International ratings agency Standard and Poor’s (S&P) has maintained The Bahamas’ sovereign credit rating of BB+/stable/B.
“The stable outlook reflects S&P global ratings’ expectation that robust political institutions will anchor fiscal consolidation and moderate economic growth over the next one to two years,” S&P wrote in a credit opinion released last night.
“We could lower our ratings on The Commonwealth of The Bahamas over this period if public finances do not improve as quickly as expected.
“This could result from stagnant economic growth, external shocks, or weakened political commitment.
“The lack of confidence that this may generate could push debt costs higher, leading to a downgrade.
“Conversely, we could raise the ratings over the same time frame if the government reduces the annual increase in general government debt beyond our expectations.
“This, combined with significantly higher economic growth forecasts, could lead to an upgrade.”
The Bahamas’ national debt stood at almost $8 billion.
S&P added that The Bahamas’ credit rating reflects its high external liquidity needs, rising debt levels and slow growth economy, which lost its competitiveness over the past decade.
“This deterioration has led to weakened public finances and higher debt levels,” S&P said.
“Nevertheless, the country’s strong institutional foundation continues to provide necessary checks and balances that have prevented further erosion to creditworthiness.
“We expect the government to continue to progress toward its fiscal sustainability goals, which should support economic growth.
“Nevertheless, it will take time to reach the government’s target deficit and debt ratios, in our view.
“We believe that stronger tourism activity will bolster economic growth in 2018, following a return to growth in 2017, supported by the opening of Baha Mar. Longer-term growth prospects will depend on success in attracting new investment.”

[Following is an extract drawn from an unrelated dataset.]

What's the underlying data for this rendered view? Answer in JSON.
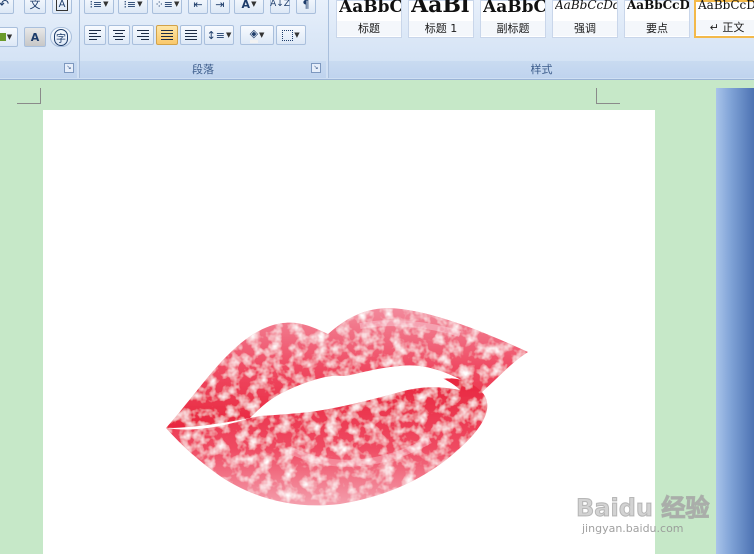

S&P noted that the opening of Baha Mar dramatically boosted the number of hotel rooms on New Providence.
“This increase in hotel rooms is offset slightly by the closures of hotels elsewhere, notably in Grand Bahama following the 2016 hurricane season,” S&P said.
“While the government has purchased the Grand Lucayan hotel and plans to sell it to another operator quickly, it remains partially closed.
“Nonetheless, we believe new room capacity in New Providence and ongoing tourism projects will lead to slightly higher real GDP growth, averaging 1.4 percent annually, over the next three years.
“However, intensifying regional competition in tourism, exposure to weather-related shocks, high energy costs, still-high nonperforming loans that clog private-sector lending, and high household indebtedness will continue to constrain growth.”
In a statement, the government said it “halted what had become a perpetual cycle of downgrade after downgrade”.
Deputy Prime Minister and Minister of Finance Peter Turnquest said, “Now that the fiscal and economic situation is stabilized, the task remains to maintain fiscal discipline and speed up the pace of economic growth that must be broad and inclusive.
“The S&P report echoed what we have been saying: We must stay the course, for if we waver now, we could undo the progress and diminish the medium to long-term viability of the country.
“This administration takes seriously its core responsibility to be fit and accountable stewards of the fiscal affairs and the long term economic well-being of the nation.”